Saturday's opening-night production of Aristophanes' The Knights, which closes Genesius Guild's summer season and runs through this weekend, began with a few words from Guild founder - and uncredited Knights scribe - Don Wooten, and it's hard to imagine the evening commencing on a more charming note.

In this weather, I pity the actors in Genesius Guild's production of Macbeth. In addition to the fact they're on stage wearing three layers of clothing and toting swords, shows are performed at Rock Island's Lincoln Park outdoor theatre, which draws little breeze, lots of bugs, and, of course, heat. Though these aren't ideal conditions for actors, or for audience members, people willing to brave the heat for three hours and put on the bug spray will be more than pleased to see an incredibly well-done yet traditional version of one of Shakespeare's great tragedies.

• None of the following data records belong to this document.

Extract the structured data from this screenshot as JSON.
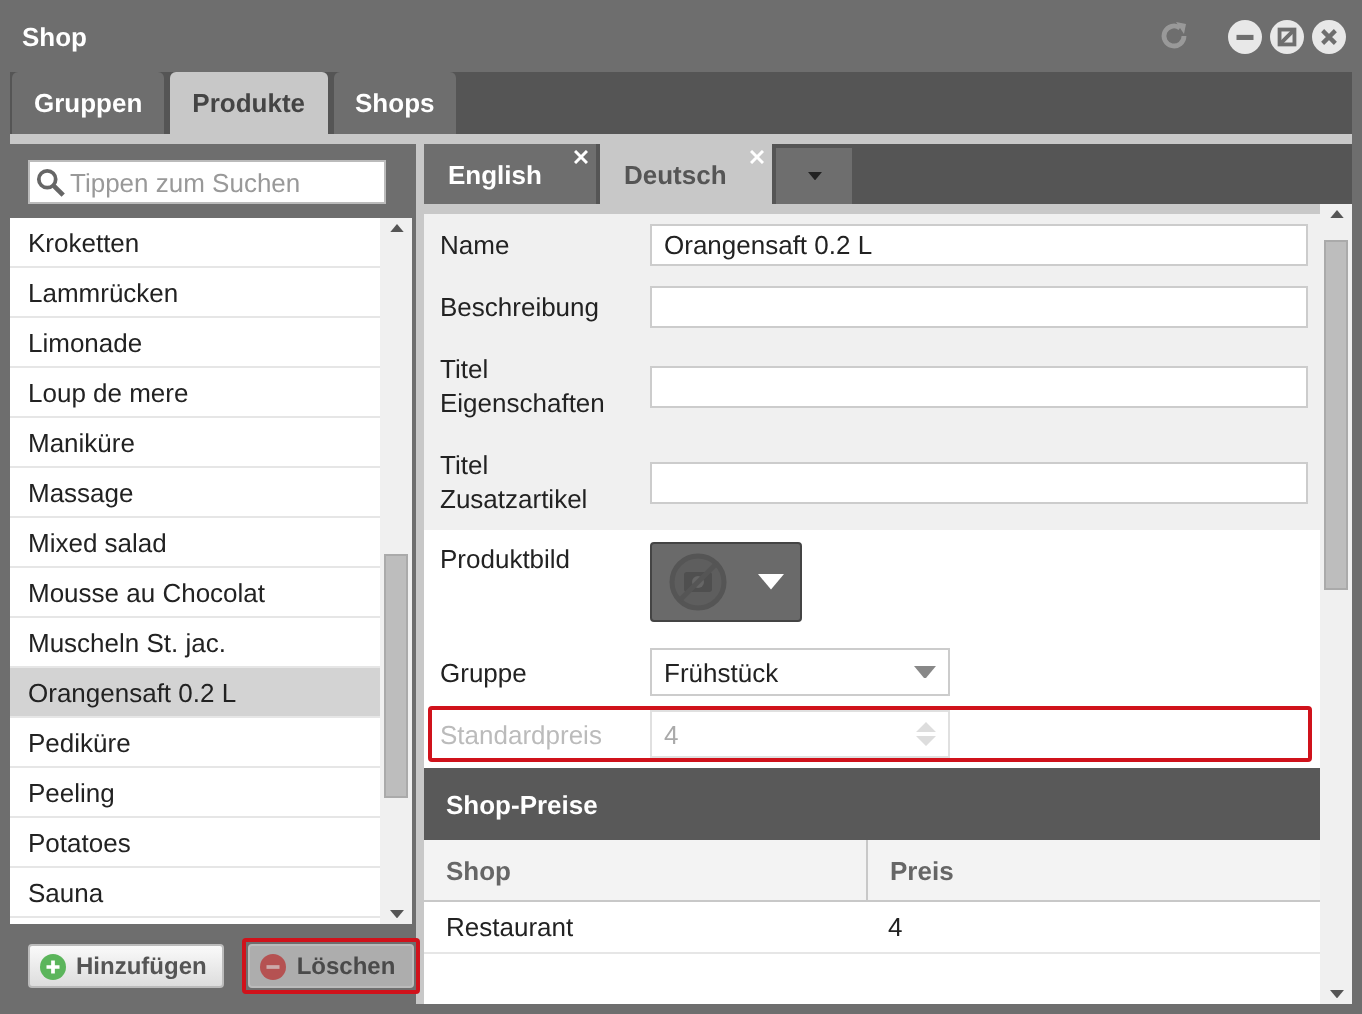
{
  "window": {
    "title": "Shop"
  },
  "tabs": [
    {
      "label": "Gruppen",
      "selected": false
    },
    {
      "label": "Produkte",
      "selected": true
    },
    {
      "label": "Shops",
      "selected": false
    }
  ],
  "search": {
    "placeholder": "Tippen zum Suchen"
  },
  "products": [
    {
      "label": "Kroketten",
      "selected": false
    },
    {
      "label": "Lammrücken",
      "selected": false
    },
    {
      "label": "Limonade",
      "selected": false
    },
    {
      "label": "Loup de mere",
      "selected": false
    },
    {
      "label": "Maniküre",
      "selected": false
    },
    {
      "label": "Massage",
      "selected": false
    },
    {
      "label": "Mixed salad",
      "selected": false
    },
    {
      "label": "Mousse au Chocolat",
      "selected": false
    },
    {
      "label": "Muscheln St. jac.",
      "selected": false
    },
    {
      "label": "Orangensaft 0.2 L",
      "selected": true
    },
    {
      "label": "Pediküre",
      "selected": false
    },
    {
      "label": "Peeling",
      "selected": false
    },
    {
      "label": "Potatoes",
      "selected": false
    },
    {
      "label": "Sauna",
      "selected": false
    }
  ],
  "buttons": [
    {
      "label": "Hinzufügen",
      "kind": "add",
      "disabled": false,
      "highlighted": false
    },
    {
      "label": "Löschen",
      "kind": "delete",
      "disabled": true,
      "highlighted": true
    }
  ],
  "languages": [
    {
      "label": "English",
      "selected": false
    },
    {
      "label": "Deutsch",
      "selected": true
    }
  ],
  "form": [
    {
      "kind": "text",
      "label": "Name",
      "value": "Orangensaft 0.2 L",
      "shaded": true,
      "disabled": false,
      "highlighted": false
    },
    {
      "kind": "text",
      "label": "Beschreibung",
      "shaded": true,
      "disabled": false,
      "highlighted": false
    },
    {
      "kind": "text",
      "label": "Titel\nEigenschaften",
      "shaded": true,
      "disabled": false,
      "highlighted": false
    },
    {
      "kind": "text",
      "label": "Titel\nZusatzartikel",
      "shaded": true,
      "disabled": false,
      "highlighted": false
    },
    {
      "kind": "image",
      "label": "Produktbild",
      "shaded": false,
      "disabled": false,
      "highlighted": false
    },
    {
      "kind": "select",
      "label": "Gruppe",
      "value": "Frühstück",
      "shaded": false,
      "disabled": false,
      "highlighted": false
    },
    {
      "kind": "number",
      "label": "Standardpreis",
      "value": "4",
      "shaded": false,
      "disabled": true,
      "highlighted": true
    }
  ],
  "shop_prices": {
    "title": "Shop-Preise",
    "columns": [
      "Shop",
      "Preis"
    ],
    "rows": [
      [
        "Restaurant",
        "4"
      ]
    ]
  }
}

It's not often that a main character dies more than five times during the course of a story. Or that a young man proposes to an 80-year-old woman. But Harold & Maude at Playcrafters Barn Theatre combines this unusual story with exceptional acting and achieves two hours of genuine laughter, and an appreciation for life and art. Colin Higgins' play is a lighthearted piece in which the lead characters come to terms with death and love.